  • Nov. 15 from 6:30 to 8:30 p.m. at the DoubleTree Hotel in Gaithersburg, 620 Perry Parkway.
  • Dec. 2 from 10 a.m. to noon at Thomas S. Wootton High School in Rockville, 2100 Wootton Parkway.
  • There will also be an open house from 6:30 to 8:30 p.m. on Nov. 16 at Frederick High School, 650 Carroll Parkway in Frederick.

According to a press release, MDOT is strongly encouraging participation in the open house meetings. Each meeting will have information stations staffed by program team members. The same information will be disseminated at each meeting and there will not be a formal presentation. Meeting materials can be found at this link.

In August, Governor Wes Moore (D) announced that the state will be moving forward with plans to address “mobility and access challenges along the American Legion Bridge, I-495 and I-270.”


To help fund the program, the state applied for a Multimodal Project Discretionary Grant from the U.S. Department of Transportation. The State Highway Administration requested $2.419 billion in funding, according to MDOT.

The state is working in partnership with Virginia and other local jurisdictions in pursuing the federal grant to make improvements such as: the reconstruction of the American Legion Bridge; the construction of managed lanes from the bridge to and on the I-270 West Spur; and improved bicycle and pedestrian access to connect Maryland and Virginia trail networks, a press release stated.

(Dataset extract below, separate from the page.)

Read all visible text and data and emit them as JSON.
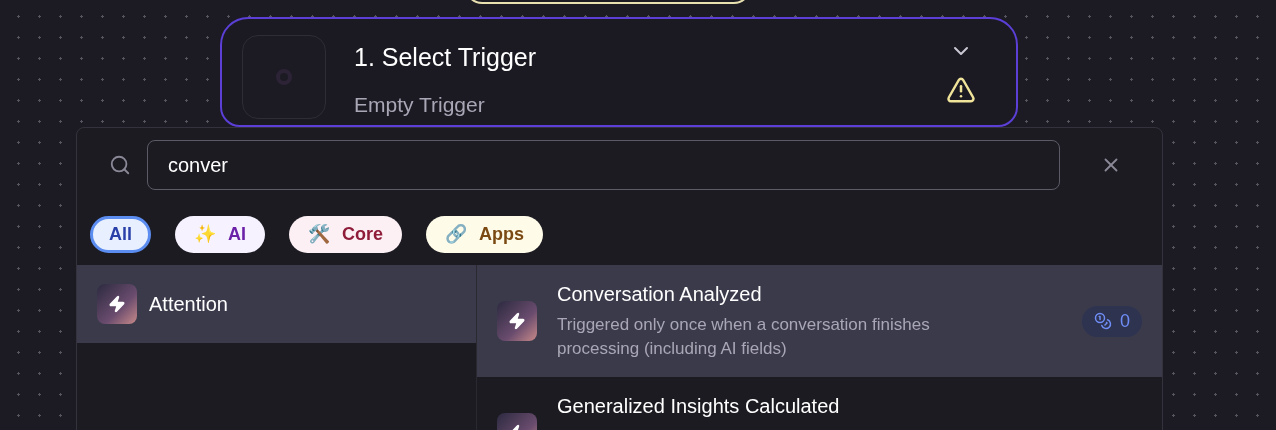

There are five areas of focus for the department of transportation within the program: transit and ride sharing, transit-oriented development, phased approach to managed lanes, a comprehensive planning strategy for I-270 and engagement on project delivery.


“Listening to communities, officials, business leaders and stakeholders is fundamental to understand the needs of those who travel the American Legion Bridge, I-495 and I-270 every day,” said Maryland Transportation Secretary Paul J. Wiedefeld, in an August press release. “Today, and for future generations, we must work as partners to create a balanced, multimodal network that provides transportation options across jurisdictional lines and across all modes.”